===== The records

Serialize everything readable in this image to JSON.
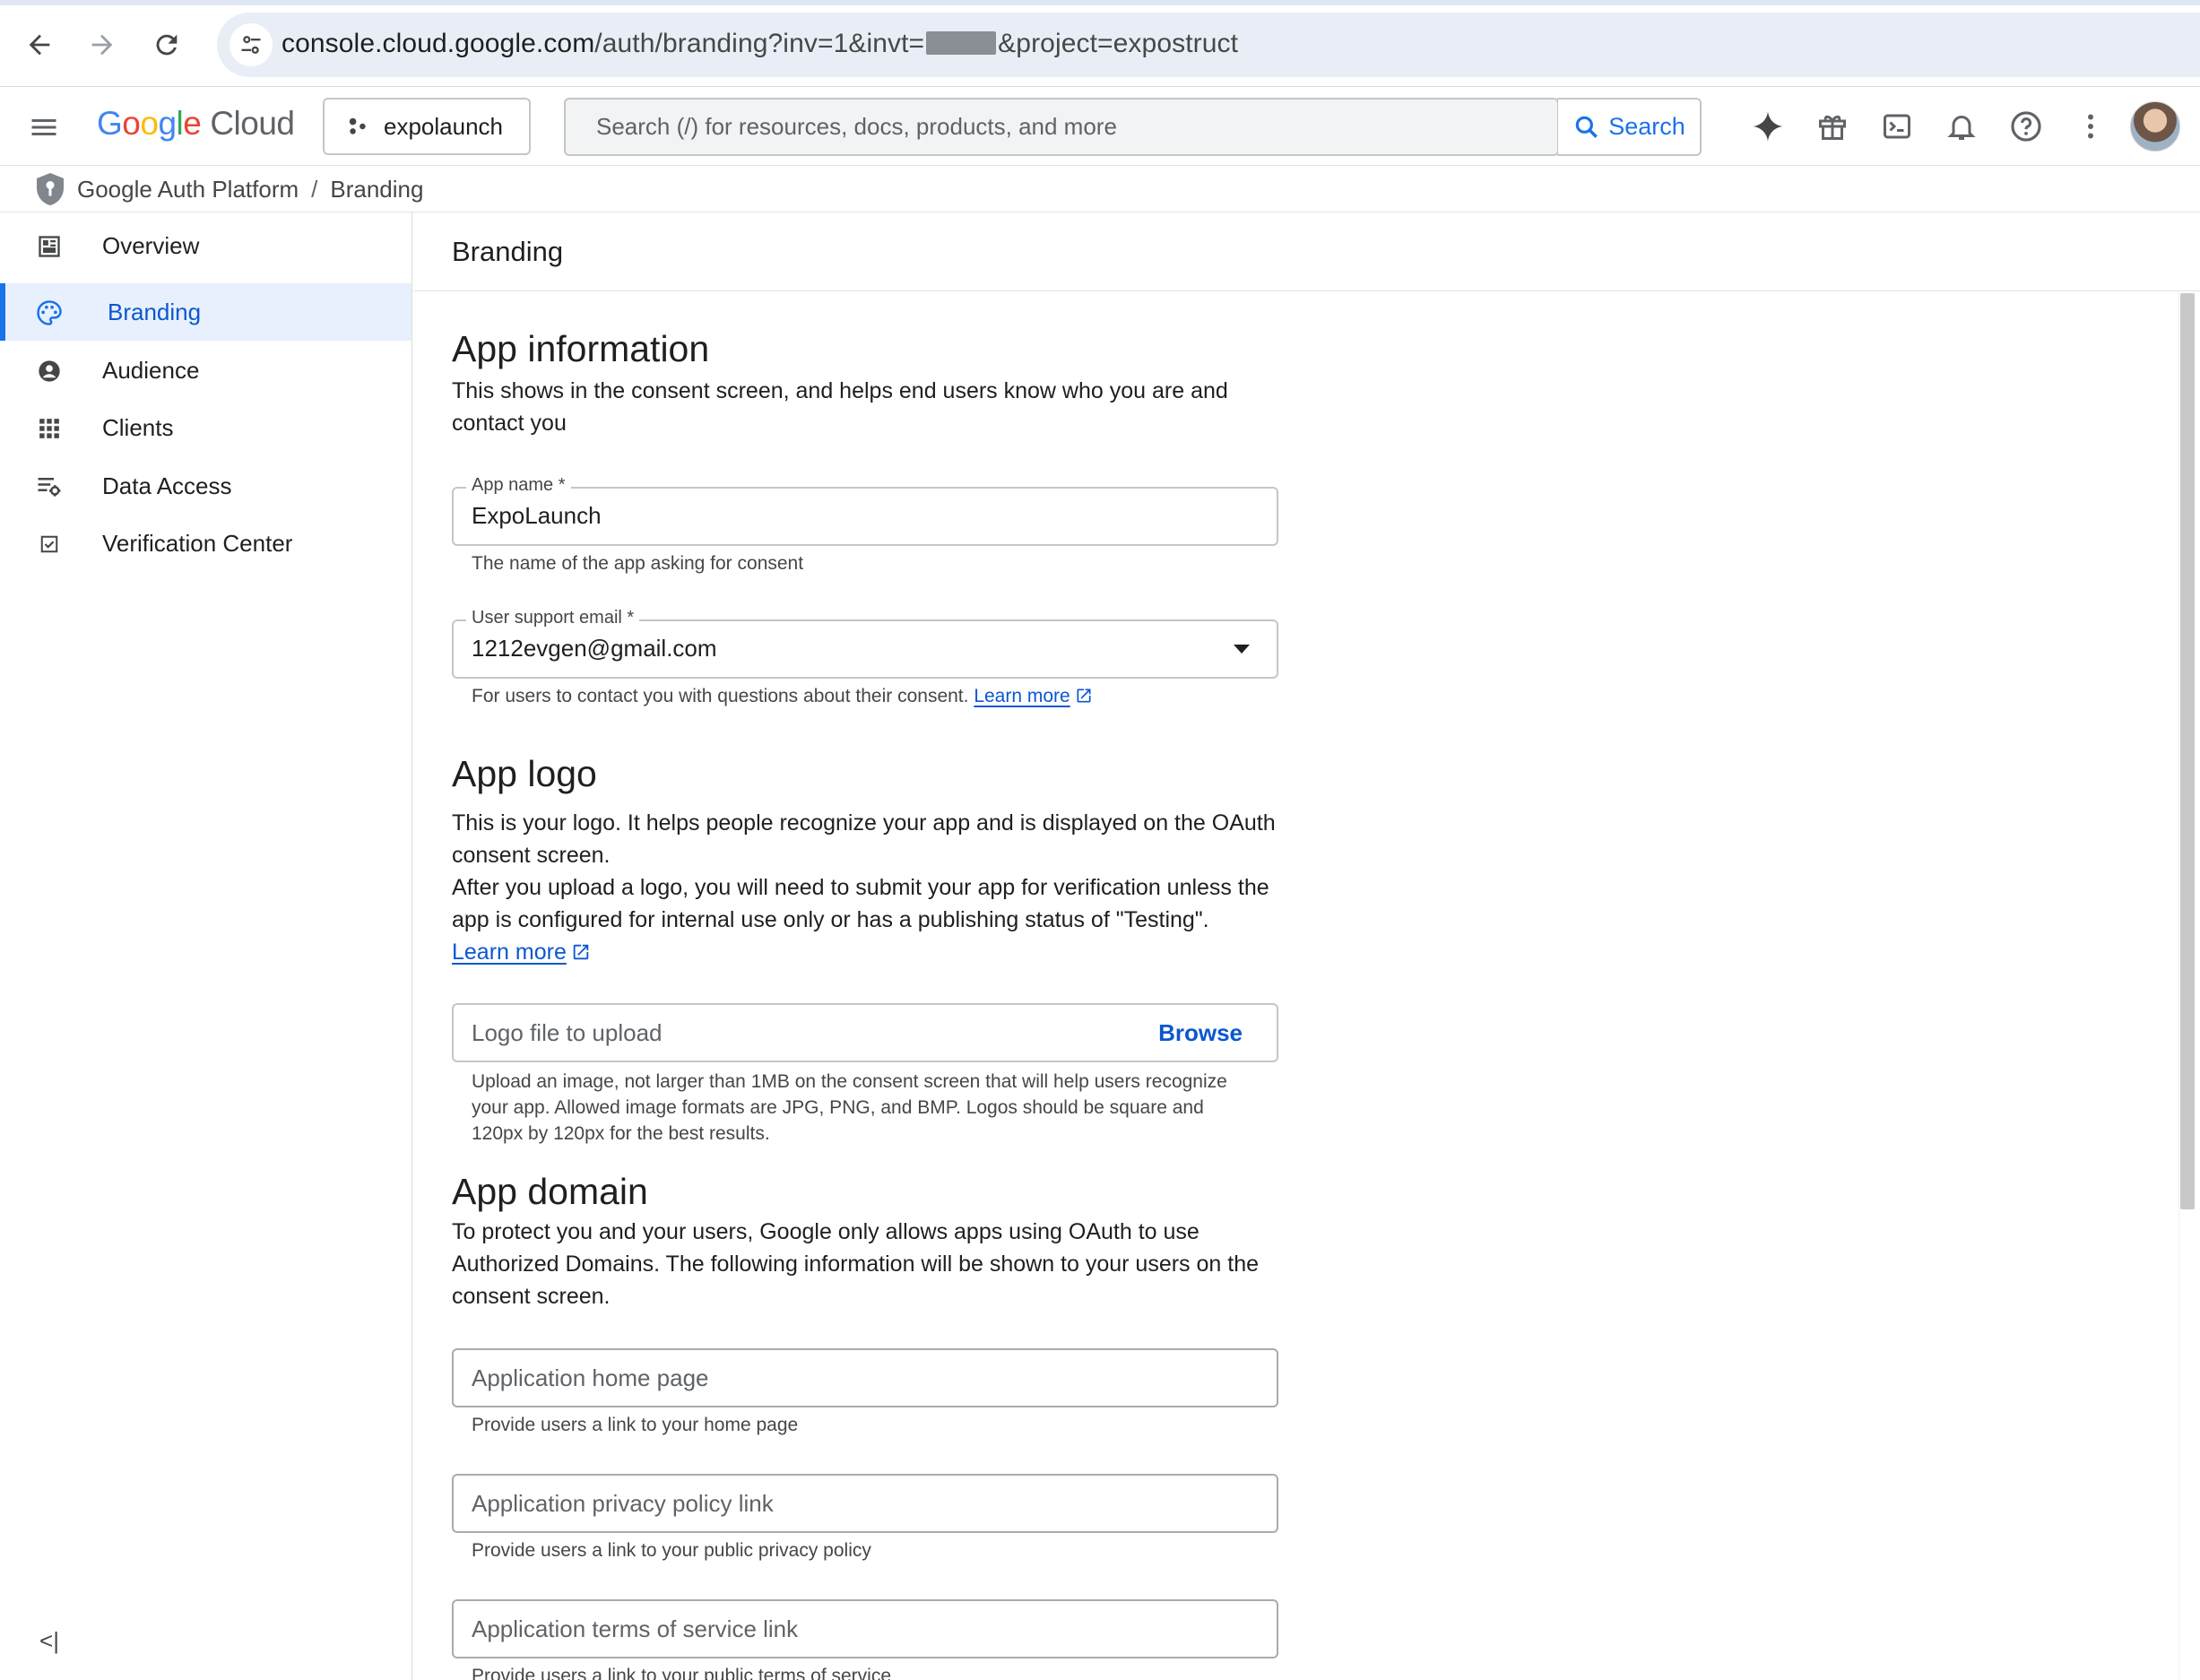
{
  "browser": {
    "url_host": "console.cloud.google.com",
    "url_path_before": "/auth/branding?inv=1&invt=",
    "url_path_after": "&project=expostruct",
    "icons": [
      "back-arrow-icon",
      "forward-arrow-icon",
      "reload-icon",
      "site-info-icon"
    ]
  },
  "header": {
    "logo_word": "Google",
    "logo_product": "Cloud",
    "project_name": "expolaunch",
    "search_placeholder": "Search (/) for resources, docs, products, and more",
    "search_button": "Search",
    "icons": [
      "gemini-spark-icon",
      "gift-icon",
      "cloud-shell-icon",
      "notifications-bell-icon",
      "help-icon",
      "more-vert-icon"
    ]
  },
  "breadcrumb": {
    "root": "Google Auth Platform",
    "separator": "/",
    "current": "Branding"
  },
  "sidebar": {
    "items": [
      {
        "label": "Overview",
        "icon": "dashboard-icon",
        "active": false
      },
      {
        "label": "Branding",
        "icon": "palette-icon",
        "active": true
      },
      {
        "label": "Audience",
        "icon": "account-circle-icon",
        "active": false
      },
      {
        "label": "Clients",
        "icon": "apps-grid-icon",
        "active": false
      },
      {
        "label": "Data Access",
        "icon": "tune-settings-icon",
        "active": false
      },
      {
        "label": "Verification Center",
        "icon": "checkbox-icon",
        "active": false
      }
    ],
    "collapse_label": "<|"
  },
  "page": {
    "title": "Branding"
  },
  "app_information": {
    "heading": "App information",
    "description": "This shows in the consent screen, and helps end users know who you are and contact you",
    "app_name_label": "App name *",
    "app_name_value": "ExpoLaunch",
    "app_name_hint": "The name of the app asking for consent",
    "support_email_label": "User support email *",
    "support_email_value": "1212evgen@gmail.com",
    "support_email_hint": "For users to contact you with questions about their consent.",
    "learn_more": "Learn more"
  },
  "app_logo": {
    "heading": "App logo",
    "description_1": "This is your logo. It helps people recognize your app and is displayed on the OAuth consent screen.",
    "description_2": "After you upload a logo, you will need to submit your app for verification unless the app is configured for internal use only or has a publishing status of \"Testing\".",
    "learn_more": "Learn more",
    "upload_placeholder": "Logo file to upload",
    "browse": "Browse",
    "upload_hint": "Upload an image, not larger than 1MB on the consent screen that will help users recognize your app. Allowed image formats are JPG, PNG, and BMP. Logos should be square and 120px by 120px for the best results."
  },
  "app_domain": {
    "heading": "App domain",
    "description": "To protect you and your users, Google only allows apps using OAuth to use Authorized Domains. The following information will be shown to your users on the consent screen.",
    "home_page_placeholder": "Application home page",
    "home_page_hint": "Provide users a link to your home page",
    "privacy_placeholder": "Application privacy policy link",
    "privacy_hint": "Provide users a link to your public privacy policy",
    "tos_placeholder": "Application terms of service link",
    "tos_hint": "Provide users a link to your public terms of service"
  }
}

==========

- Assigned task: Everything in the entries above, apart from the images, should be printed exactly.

- Solution for this problem:
Serialize everything readable in this image to JSON.
{
  "browser": {
    "url_host": "console.cloud.google.com",
    "url_path_before": "/auth/branding?inv=1&invt=",
    "url_path_after": "&project=expostruct",
    "icons": [
      "back-arrow-icon",
      "forward-arrow-icon",
      "reload-icon",
      "site-info-icon"
    ]
  },
  "header": {
    "logo_word": "Google",
    "logo_product": "Cloud",
    "project_name": "expolaunch",
    "search_placeholder": "Search (/) for resources, docs, products, and more",
    "search_button": "Search",
    "icons": [
      "gemini-spark-icon",
      "gift-icon",
      "cloud-shell-icon",
      "notifications-bell-icon",
      "help-icon",
      "more-vert-icon"
    ]
  },
  "breadcrumb": {
    "root": "Google Auth Platform",
    "separator": "/",
    "current": "Branding"
  },
  "sidebar": {
    "items": [
      {
        "label": "Overview",
        "icon": "dashboard-icon",
        "active": false
      },
      {
        "label": "Branding",
        "icon": "palette-icon",
        "active": true
      },
      {
        "label": "Audience",
        "icon": "account-circle-icon",
        "active": false
      },
      {
        "label": "Clients",
        "icon": "apps-grid-icon",
        "active": false
      },
      {
        "label": "Data Access",
        "icon": "tune-settings-icon",
        "active": false
      },
      {
        "label": "Verification Center",
        "icon": "checkbox-icon",
        "active": false
      }
    ],
    "collapse_label": "<|"
  },
  "page": {
    "title": "Branding"
  },
  "app_information": {
    "heading": "App information",
    "description": "This shows in the consent screen, and helps end users know who you are and contact you",
    "app_name_label": "App name *",
    "app_name_value": "ExpoLaunch",
    "app_name_hint": "The name of the app asking for consent",
    "support_email_label": "User support email *",
    "support_email_value": "1212evgen@gmail.com",
    "support_email_hint": "For users to contact you with questions about their consent.",
    "learn_more": "Learn more"
  },
  "app_logo": {
    "heading": "App logo",
    "description_1": "This is your logo. It helps people recognize your app and is displayed on the OAuth consent screen.",
    "description_2": "After you upload a logo, you will need to submit your app for verification unless the app is configured for internal use only or has a publishing status of \"Testing\".",
    "learn_more": "Learn more",
    "upload_placeholder": "Logo file to upload",
    "browse": "Browse",
    "upload_hint": "Upload an image, not larger than 1MB on the consent screen that will help users recognize your app. Allowed image formats are JPG, PNG, and BMP. Logos should be square and 120px by 120px for the best results."
  },
  "app_domain": {
    "heading": "App domain",
    "description": "To protect you and your users, Google only allows apps using OAuth to use Authorized Domains. The following information will be shown to your users on the consent screen.",
    "home_page_placeholder": "Application home page",
    "home_page_hint": "Provide users a link to your home page",
    "privacy_placeholder": "Application privacy policy link",
    "privacy_hint": "Provide users a link to your public privacy policy",
    "tos_placeholder": "Application terms of service link",
    "tos_hint": "Provide users a link to your public terms of service"
  }
}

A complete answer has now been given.